He also directed that a meeting be convened to tackle the problem of gas supply to the power plants, which according to him was also militating against power supply.
In line with President Jonathan’s Performance Contract policy, the VP directed that the National Planning Commission to draw up a Performance Contract that will be signed between him and the Board of NDPHC.
He also directed the NDPHC to ensure that such Performance Contract trickles down and that all of its consultants sign the performance bond, which according to him would enhance service delivery.
Earlier the Minister of State for Power, Arc. Darius Ishaku, disclosed that the country is currently generating more than 4,200 megawatts of electricity, saying that the transmission and distribution network has integrity issues, which is affecting the adequate evacuation of the generated power.
He assured the meeting that the Ministry was doing everything possible to arrest the issue.
The Managing Director of NDPHC, who was represented by the Executive Director Technical Services; Mr. Louis Edozien, disclosed that the NIPP projects in Sapele, Alaoji, Olorunsogo and Omotosho were currently generating 1,350mw.
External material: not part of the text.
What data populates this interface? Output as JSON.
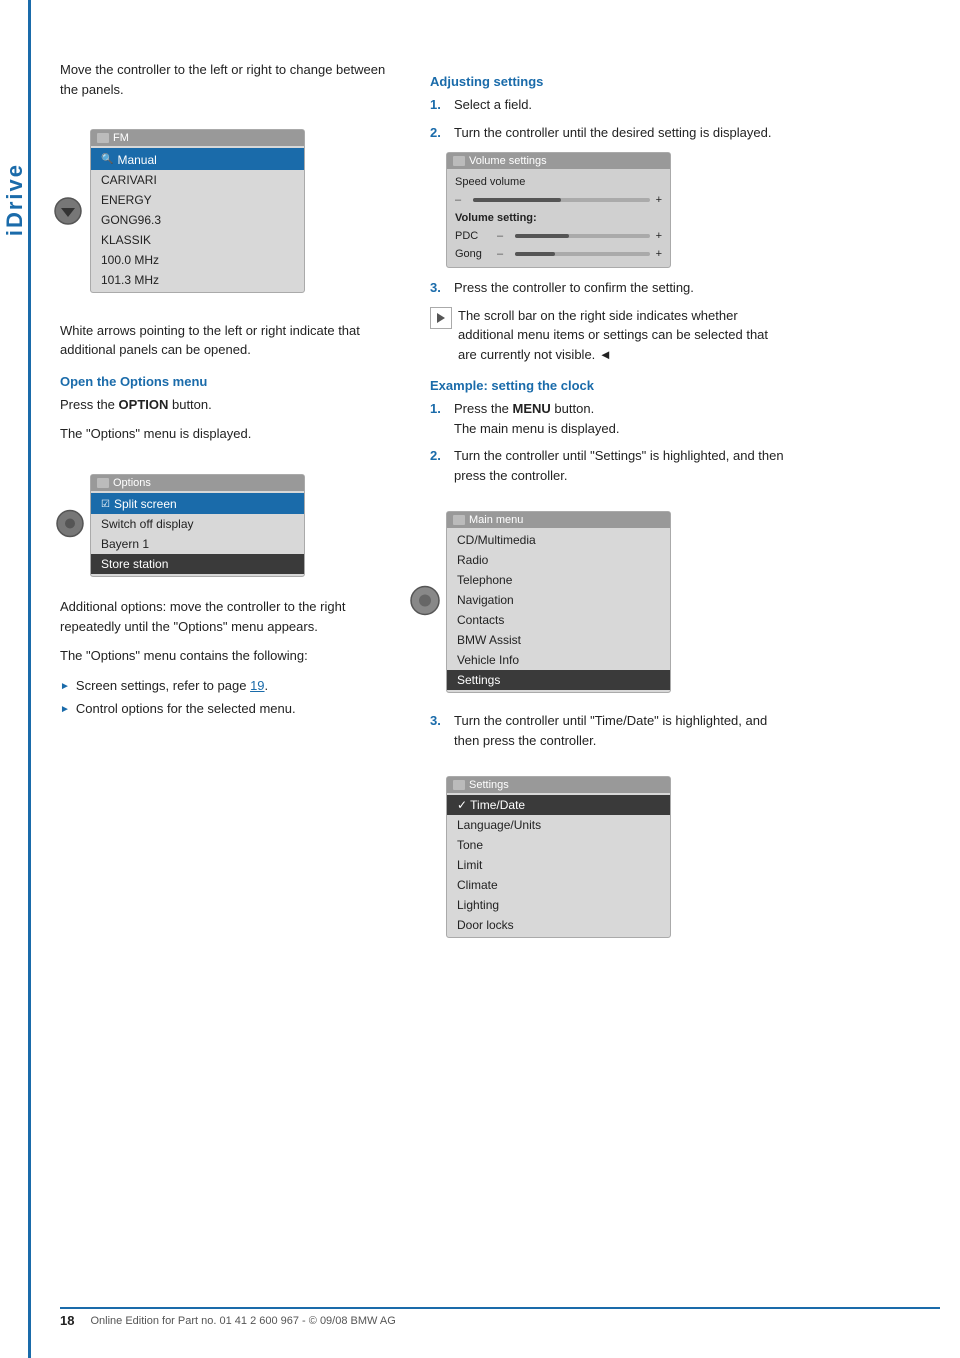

He however, noted that they would have achieved more but for gas supply as he also gave the assurance that progress was being made to ensure early delivery of all NIPP projects in the country.
The board under the chairmanship of the Vice President approved the purchase of replacement parts for Gas Turbines for Calabar, Egbema and Gabarin power plants from General Electric, the original manufacturers.
The board also approved the engagement of fire-fighting management providers for Olorunsogo, Sapele, Alaoji, Omotosho and Ihovbor power plants and the provision of gas pipe line to Geregu Phase II, NIPP power plant were also approved.
While the extension of project consultancy work for construction of Omotosho Phase II power plant was as well approved by the board.
The Senate on Monday summoned the Minister of Power, Barth Nnaji and the Minister of Aviation, Stella Oduah to appear before it on Tuesday (today) to explain the power outage at the main terminal building of the Nnamdi Azikiwe International Airport, Abuja which forced passengers aboard the British Airways and other airlines to remain in the plane for over an hour after they had landed.
The Chairman, Senate Committee on Aviation, Hope Uzodinma, who gave the order after inspecting facilities at the airport with members of his committee also summoned the Power Holding Company of Nigeria (PHCN); the Federal Airport Authority of Nigeria (FAAN); Julius Berger Plc and National Integrated Power Projects (NIPP).
Speaking with journalists after inspecting the airport to ascertain the actual cause of the problem, Mr Uzodinma said that the recurring blackout at airports is unacceptable and must be addressed immediately to save Nigeria from further embarrassment.
The committee members blamed the airport authority for not ensuring adequate power for their operations.
“Since the same thing has happened consistently about three times in the last three months, the development provoked our interest to come here to see things for ourselves. To know what really happened, the cause and to ensure that such ugly incident does not repeat itself again in future,” Mr Uzodinma said.
“We have been told that of the two dedicated lines of the Power Holding Company of Nigeria (PHCN) to the airport, one has been recovered and given to the host communities, which is not a bad idea but the problem is that the recovered line has not been replaced. All over the world, airports are run on dedicated lines to avoid interruption.
“Secondly three of the generating sets procured and maintained by Julius Berger Plc that serve as alternatives, broke down at the same time. But in the wisdom of the Ministry of Aviation they have procured three new generators as replacement for the aging generators,” the Senator said.